The trade was not finalized until December 18 due to the Padres expressing some concerns over a physical which revealed Kemp had severe arthritis in both hips. The Padres attempted to renegotiate the deal after the physical but the Dodgers refused, and the deal was consummated as originally conceived.
Kemp was disengaged during his time in San Diego and they unceremoniously traded him to the Atlanta Braves. They just wanted him gone and were tired of his act. It was more of the same in Atlanta (same in LA too). He was moody and not an asset in the clubhouse. Just a few weeks ago, the Dodgers acquired him back… not because they wanted him, but because it helped the team’s financial situation. It was widely rumored the the Dodgers would cut him, much like the Braves cut Adrian Gonzalez… except they didn’t! AND THEY WON’T… at least until he demonstrates that he can or can’t play LF.
Then a funny thing happened: Matt Kemp talked to Andrew Friedman and convinced him to give him another shot. Friedman, Zaidi and Doc Roberts all know Kemp’s reputation, but I think they all are willing to give him a chance. Next, he showed up at Dodger Stadium to work out with his teammates in great condition. His arthritic hips will never allow him to be The Bison again… but he doesn’t have to. His physical condition will mandate that he become a student of the game: studying film, working with the coaches and refining his eye and swing.
There will have to be changes and he doesn’t have to play 162 games. In fact, he may play 5 or 6 innings on days he starts (if he starts). His caddies (Toles and Hernandez) will take over in later innings (if he starts). He has been humbled… even humiliated, and in an unbelievable turn of events, he is back with his first love: the team that drafted him. He is a Dodger at heart!
This won’t be easy. His hips could short-circuit this entire process. This is written by a guy who was once Matt Kemps’ size whose amateur career in baseball and basketball became very difficult because of arthritic hips and shoulders in his mid-30’s. I had nowhere the talent of Matt Kemp, but I can relate to the arthritis. At 55, I had to get one hip replaced and at 64 my other hip and knees get by on CBD Oil (great stuff).
Matt Kemp is back and looking for redemption. Once you realize you are not invincible and have to work at the mental aspect of the game, anything is possible. It’s possible his attitude hasn’t changed. It’s possible he has lost it. It’s possible his body won’t hold up, but one thing you should never do is underestimate the power of the human spirit! Several of his teammates are welcoming him back, including some of the players who told Roberts they wanted Adrian Gonzalez gone in last years’ playoffs. I won’t mention any names, but their initials are Kenley Jansen, Justin Turner and Clayton Kershaw (or so I have been told). Don’t ask and I won’t tell.

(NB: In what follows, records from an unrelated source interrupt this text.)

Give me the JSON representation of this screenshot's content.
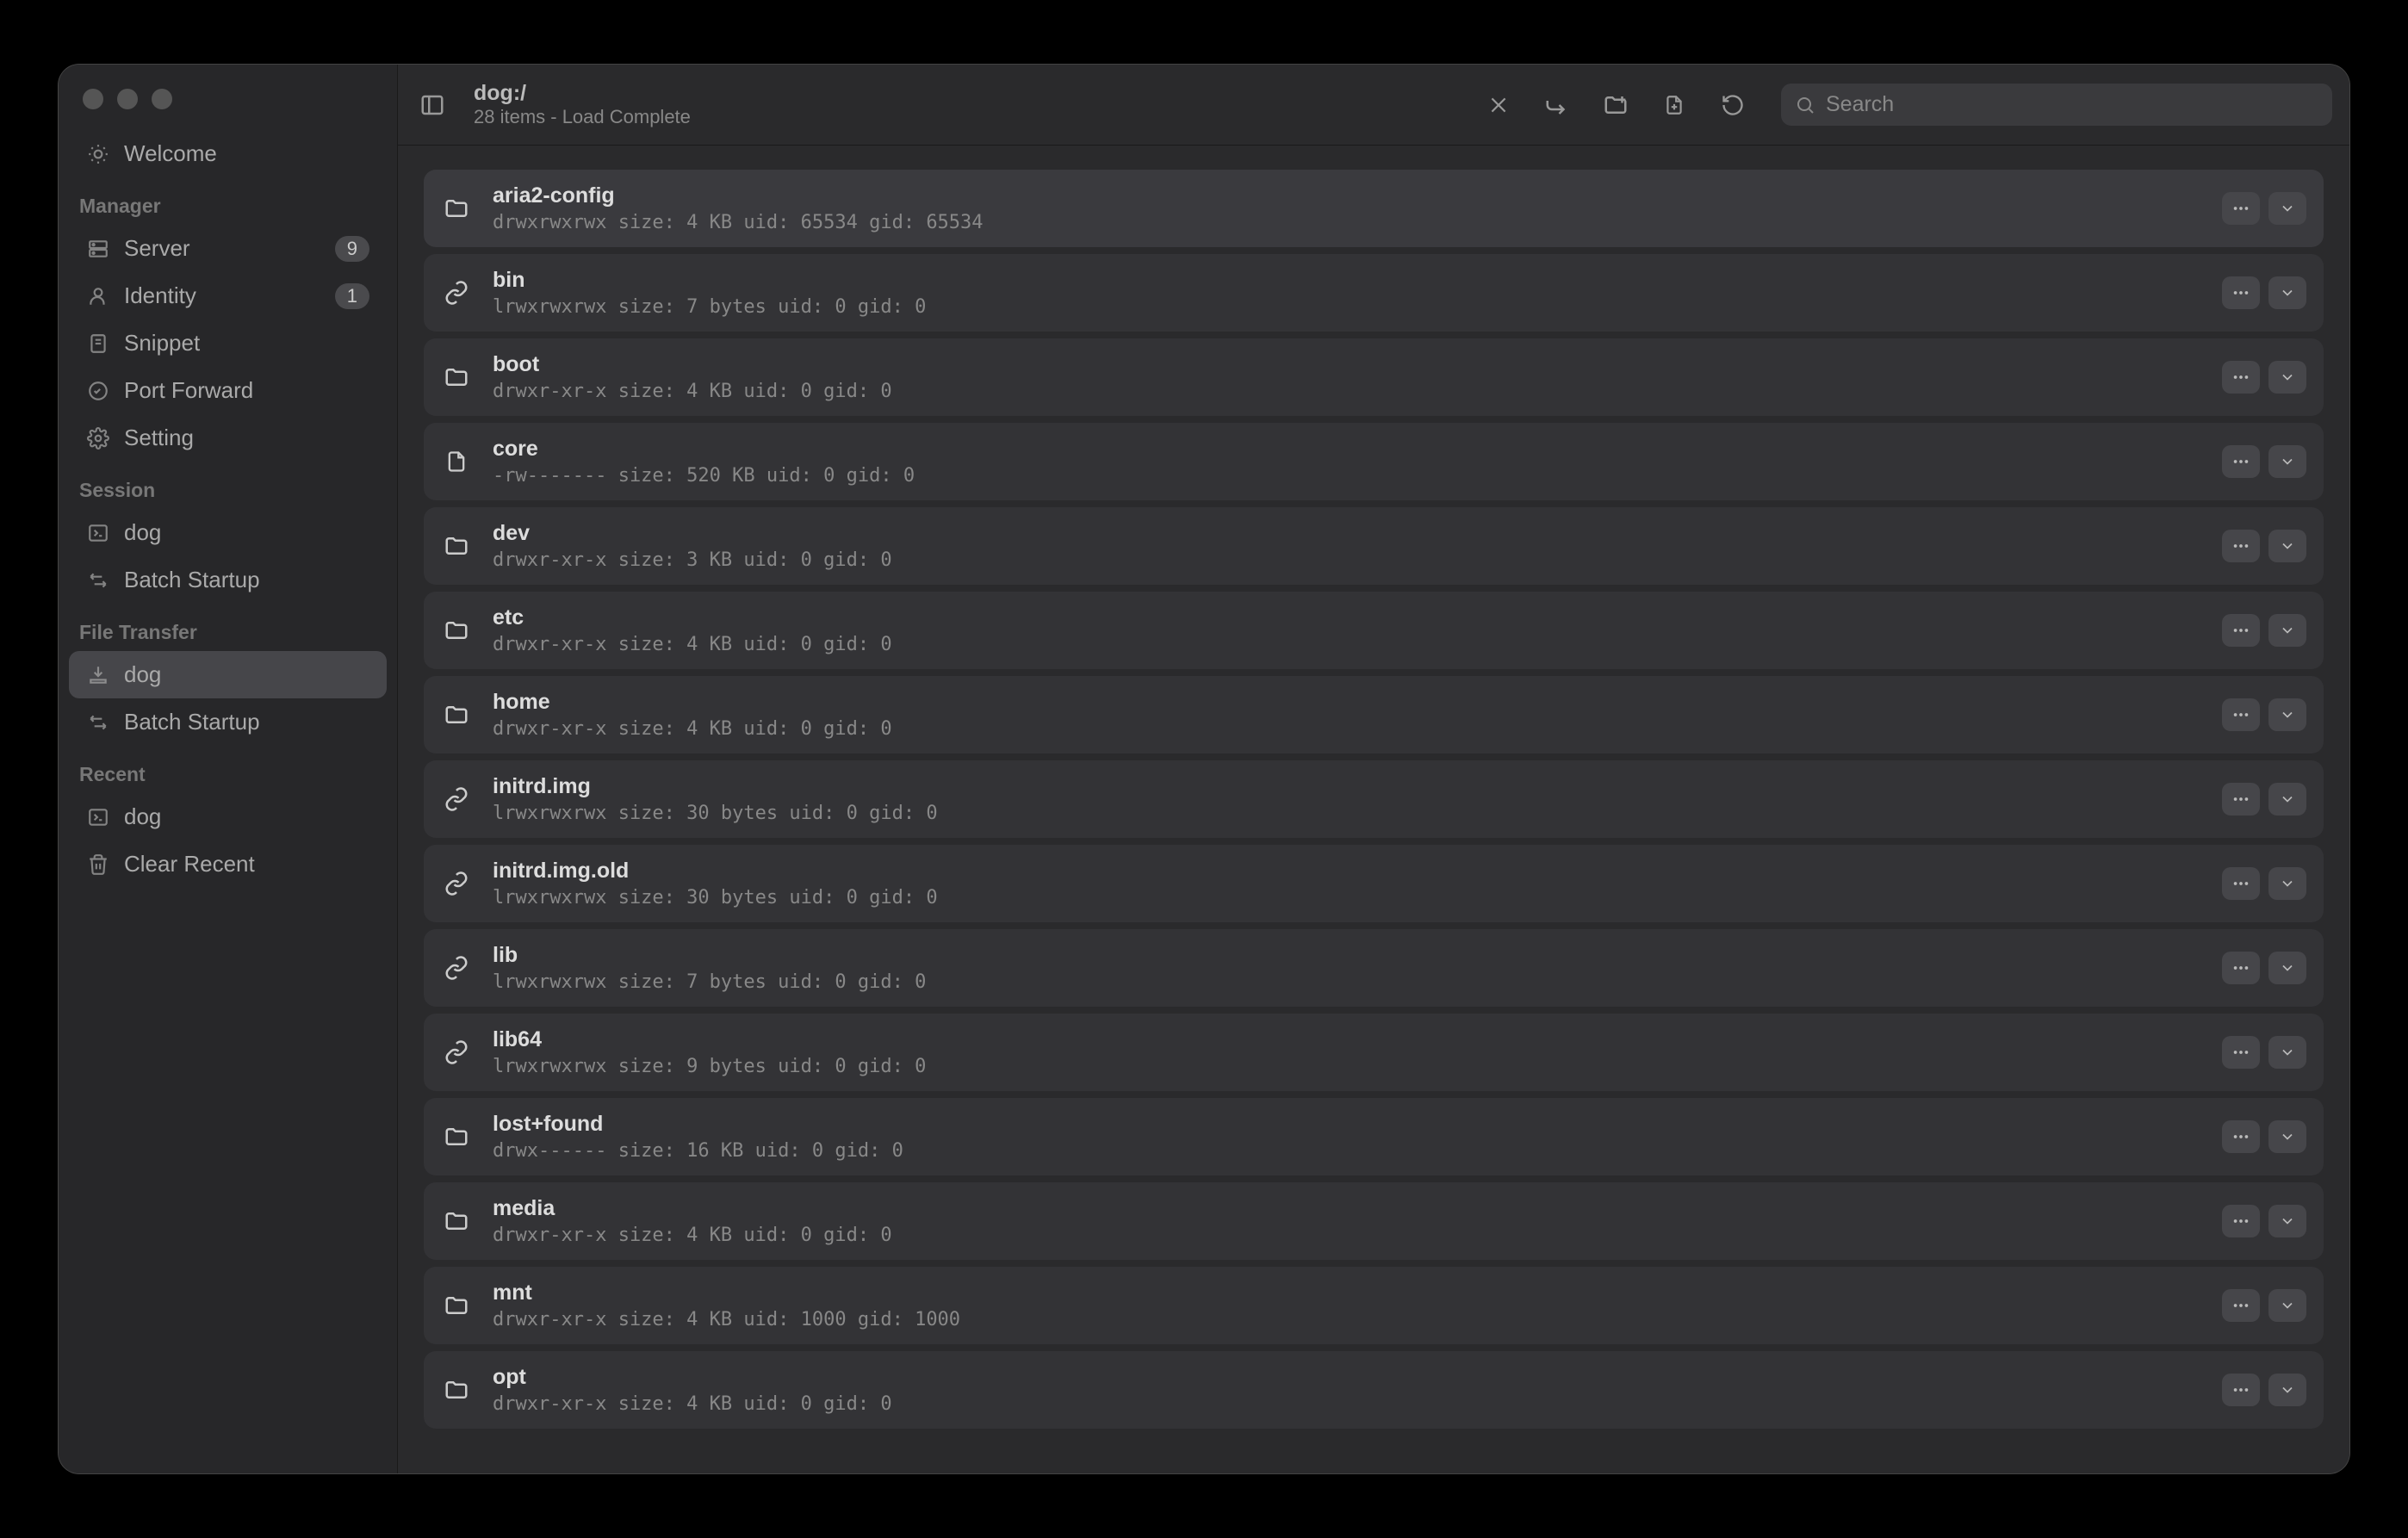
{
  "header": {
    "title": "dog:/",
    "subtitle": "28 items - Load Complete",
    "search_placeholder": "Search"
  },
  "sidebar": {
    "welcome": "Welcome",
    "sections": {
      "manager": {
        "label": "Manager",
        "items": [
          {
            "icon": "server-icon",
            "label": "Server",
            "badge": "9"
          },
          {
            "icon": "identity-icon",
            "label": "Identity",
            "badge": "1"
          },
          {
            "icon": "snippet-icon",
            "label": "Snippet"
          },
          {
            "icon": "port-forward-icon",
            "label": "Port Forward"
          },
          {
            "icon": "setting-icon",
            "label": "Setting"
          }
        ]
      },
      "session": {
        "label": "Session",
        "items": [
          {
            "icon": "terminal-icon",
            "label": "dog"
          },
          {
            "icon": "batch-icon",
            "label": "Batch Startup"
          }
        ]
      },
      "file_transfer": {
        "label": "File Transfer",
        "items": [
          {
            "icon": "transfer-icon",
            "label": "dog",
            "active": true
          },
          {
            "icon": "batch-icon",
            "label": "Batch Startup"
          }
        ]
      },
      "recent": {
        "label": "Recent",
        "items": [
          {
            "icon": "terminal-icon",
            "label": "dog"
          },
          {
            "icon": "trash-icon",
            "label": "Clear Recent"
          }
        ]
      }
    }
  },
  "files": [
    {
      "type": "folder",
      "name": "aria2-config",
      "meta": "drwxrwxrwx size: 4 KB uid: 65534 gid: 65534",
      "hover": true
    },
    {
      "type": "link",
      "name": "bin",
      "meta": "lrwxrwxrwx size: 7 bytes uid: 0 gid: 0"
    },
    {
      "type": "folder",
      "name": "boot",
      "meta": "drwxr-xr-x size: 4 KB uid: 0 gid: 0"
    },
    {
      "type": "file",
      "name": "core",
      "meta": "-rw------- size: 520 KB uid: 0 gid: 0"
    },
    {
      "type": "folder",
      "name": "dev",
      "meta": "drwxr-xr-x size: 3 KB uid: 0 gid: 0"
    },
    {
      "type": "folder",
      "name": "etc",
      "meta": "drwxr-xr-x size: 4 KB uid: 0 gid: 0"
    },
    {
      "type": "folder",
      "name": "home",
      "meta": "drwxr-xr-x size: 4 KB uid: 0 gid: 0"
    },
    {
      "type": "link",
      "name": "initrd.img",
      "meta": "lrwxrwxrwx size: 30 bytes uid: 0 gid: 0"
    },
    {
      "type": "link",
      "name": "initrd.img.old",
      "meta": "lrwxrwxrwx size: 30 bytes uid: 0 gid: 0"
    },
    {
      "type": "link",
      "name": "lib",
      "meta": "lrwxrwxrwx size: 7 bytes uid: 0 gid: 0"
    },
    {
      "type": "link",
      "name": "lib64",
      "meta": "lrwxrwxrwx size: 9 bytes uid: 0 gid: 0"
    },
    {
      "type": "folder",
      "name": "lost+found",
      "meta": "drwx------ size: 16 KB uid: 0 gid: 0"
    },
    {
      "type": "folder",
      "name": "media",
      "meta": "drwxr-xr-x size: 4 KB uid: 0 gid: 0"
    },
    {
      "type": "folder",
      "name": "mnt",
      "meta": "drwxr-xr-x size: 4 KB uid: 1000 gid: 1000"
    },
    {
      "type": "folder",
      "name": "opt",
      "meta": "drwxr-xr-x size: 4 KB uid: 0 gid: 0"
    }
  ]
}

Storybook endings rarely happen, but this one would be a dandy.
Does Matt Kemp have one more Silver Slugger left? I’ll give you a “definite maybe!”
Matt Kemp’s father, Carl and Tommy.